Publisher: Dafina Books - Kensington Publishing Corp
Publication Date: June 1, 2011
Reviewed by Chrystal Dorsey
Deception, lust, and murder are a few of the ingredients that will keep readers turning the pages of Mama Ruby, by New York Times Bestselling Author Mary Monroe.
The story opens in 1934 in Shreveport, Louisiana - and is the prequel to Monroe's The Upper Room, and takes place during Ruby's formative years - and boy how influential those years were in shaping Ruby into the character she became.
The down-home Southern names are earthy to match the thickness of the characters - Ruby Jean, Othella Mae, Beulah, Simone are just a few of the names that are used to express the time period the story is set in. Ruby is the seventh daughter of a seventh daughter - it was supposed to mean she had mystical abilities that she didn't want anything to do with - she didn't need or want the responsibility, after all just being the daughter of a preacher was enough of a burden as far as Ruby was concerned.
You would think by being the daughter of overly religious parents it would have had a positive influence on the main character, Ruby - but it did not. Instead Ruby was the promiscuous ignorant young daughter of a preacher and the horrific and somewhat unbelievable consequences that occurred throughout her childhood followed her into adulthood and only seem to be compounded by her own actions.
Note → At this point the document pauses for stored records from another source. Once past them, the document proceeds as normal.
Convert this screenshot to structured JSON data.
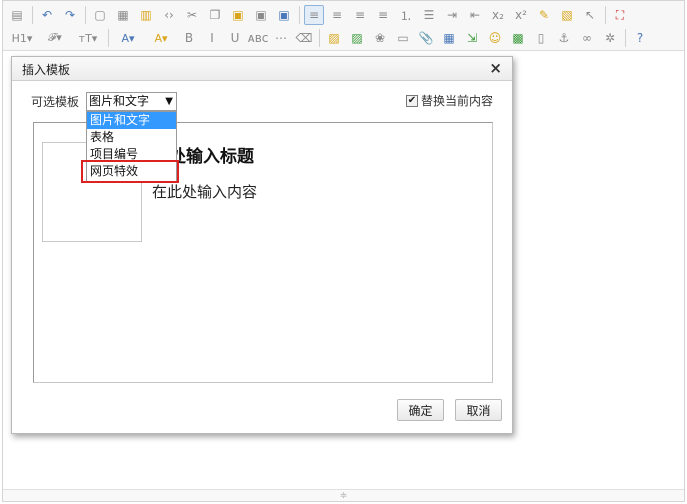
{
  "toolbar": {
    "row1": [
      {
        "name": "source-icon",
        "glyph": "▤",
        "color": "ic-gray"
      },
      {
        "sep": true
      },
      {
        "name": "undo-icon",
        "glyph": "↶",
        "color": "ic-blue"
      },
      {
        "name": "redo-icon",
        "glyph": "↷",
        "color": "ic-blue"
      },
      {
        "sep": true
      },
      {
        "name": "preview-icon",
        "glyph": "▢",
        "color": "ic-gray"
      },
      {
        "name": "print-icon",
        "glyph": "▦",
        "color": "ic-gray"
      },
      {
        "name": "template-icon",
        "glyph": "▥",
        "color": "ic-yellow"
      },
      {
        "name": "code-icon",
        "glyph": "‹›",
        "color": "ic-gray"
      },
      {
        "name": "cut-icon",
        "glyph": "✂",
        "color": "ic-gray"
      },
      {
        "name": "copy-icon",
        "glyph": "❐",
        "color": "ic-gray"
      },
      {
        "name": "paste-icon",
        "glyph": "▣",
        "color": "ic-yellow"
      },
      {
        "name": "paste-text-icon",
        "glyph": "▣",
        "color": "ic-gray"
      },
      {
        "name": "paste-word-icon",
        "glyph": "▣",
        "color": "ic-blue"
      },
      {
        "sep": true
      },
      {
        "name": "align-left-icon",
        "glyph": "≡",
        "color": "ic-gray",
        "active": true
      },
      {
        "name": "align-center-icon",
        "glyph": "≡",
        "color": "ic-gray"
      },
      {
        "name": "align-right-icon",
        "glyph": "≡",
        "color": "ic-gray"
      },
      {
        "name": "align-justify-icon",
        "glyph": "≡",
        "color": "ic-gray"
      },
      {
        "name": "ordered-list-icon",
        "glyph": "⒈",
        "color": "ic-gray"
      },
      {
        "name": "unordered-list-icon",
        "glyph": "☰",
        "color": "ic-gray"
      },
      {
        "name": "indent-icon",
        "glyph": "⇥",
        "color": "ic-gray"
      },
      {
        "name": "outdent-icon",
        "glyph": "⇤",
        "color": "ic-gray"
      },
      {
        "name": "subscript-icon",
        "glyph": "x₂",
        "color": "ic-gray"
      },
      {
        "name": "superscript-icon",
        "glyph": "x²",
        "color": "ic-gray"
      },
      {
        "name": "clear-format-icon",
        "glyph": "✎",
        "color": "ic-yellow"
      },
      {
        "name": "select-all-icon",
        "glyph": "▧",
        "color": "ic-yellow"
      },
      {
        "name": "pointer-icon",
        "glyph": "↖",
        "color": "ic-gray"
      },
      {
        "sep": true
      },
      {
        "name": "fullscreen-icon",
        "glyph": "⛶",
        "color": "ic-red"
      }
    ],
    "row2": [
      {
        "name": "heading-icon",
        "glyph": "H1▾",
        "color": "ic-gray",
        "wide": true
      },
      {
        "name": "font-family-icon",
        "glyph": "𝓕▾",
        "color": "ic-gray",
        "wide": true
      },
      {
        "name": "font-size-icon",
        "glyph": "тT▾",
        "color": "ic-gray",
        "wide": true
      },
      {
        "sep": true
      },
      {
        "name": "font-color-icon",
        "glyph": "A▾",
        "color": "ic-blue",
        "wide": true
      },
      {
        "name": "highlight-color-icon",
        "glyph": "A▾",
        "color": "ic-yellow",
        "wide": true
      },
      {
        "name": "bold-icon",
        "glyph": "B",
        "color": "ic-gray"
      },
      {
        "name": "italic-icon",
        "glyph": "I",
        "color": "ic-gray"
      },
      {
        "name": "underline-icon",
        "glyph": "U",
        "color": "ic-gray"
      },
      {
        "name": "strikethrough-icon",
        "glyph": "ᴀʙᴄ",
        "color": "ic-gray"
      },
      {
        "name": "hr-icon",
        "glyph": "⋯",
        "color": "ic-gray"
      },
      {
        "name": "eraser-icon",
        "glyph": "⌫",
        "color": "ic-gray"
      },
      {
        "sep": true
      },
      {
        "name": "image-icon",
        "glyph": "▨",
        "color": "ic-yellow"
      },
      {
        "name": "multi-image-icon",
        "glyph": "▨",
        "color": "ic-green"
      },
      {
        "name": "flash-icon",
        "glyph": "❀",
        "color": "ic-gray"
      },
      {
        "name": "video-icon",
        "glyph": "▭",
        "color": "ic-gray"
      },
      {
        "name": "attachment-icon",
        "glyph": "📎",
        "color": "ic-gray"
      },
      {
        "name": "table-icon",
        "glyph": "▦",
        "color": "ic-blue"
      },
      {
        "name": "insert-row-icon",
        "glyph": "⇲",
        "color": "ic-green"
      },
      {
        "name": "emoticon-icon",
        "glyph": "☺",
        "color": "ic-yellow"
      },
      {
        "name": "map-icon",
        "glyph": "▩",
        "color": "ic-green"
      },
      {
        "name": "page-break-icon",
        "glyph": "▯",
        "color": "ic-gray"
      },
      {
        "name": "anchor-icon",
        "glyph": "⚓",
        "color": "ic-gray"
      },
      {
        "name": "link-icon",
        "glyph": "∞",
        "color": "ic-gray"
      },
      {
        "name": "unlink-icon",
        "glyph": "✲",
        "color": "ic-gray"
      },
      {
        "sep": true
      },
      {
        "name": "help-icon",
        "glyph": "?",
        "color": "ic-blue"
      }
    ]
  },
  "dialog": {
    "title": "插入模板",
    "close_glyph": "×",
    "template_label": "可选模板",
    "selected_template": "图片和文字",
    "template_options": [
      "图片和文字",
      "表格",
      "项目编号",
      "网页特效"
    ],
    "replace_label": "替换当前内容",
    "replace_checked": true,
    "check_glyph": "✔",
    "preview_title": "此处输入标题",
    "preview_body": "在此处输入内容",
    "ok_label": "确定",
    "cancel_label": "取消"
  },
  "resize_glyph": "≑",
  "highlight_color": "#dd2222"
}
The human elements of this story may cause many readers to become angry and perhaps even sympathize with the characters. I was angered enough to put the book down, but had no sympathy for the characters; I did not like the characters, their lifestyles or what they represented. However, I wanted to know what happened, how the characters did or did not prevail over their grim circumstances.
This book contains some gritty as well as offensive language therefore; the recommended audience should be mature readers of ages 18 and older.
Review copy provided by author.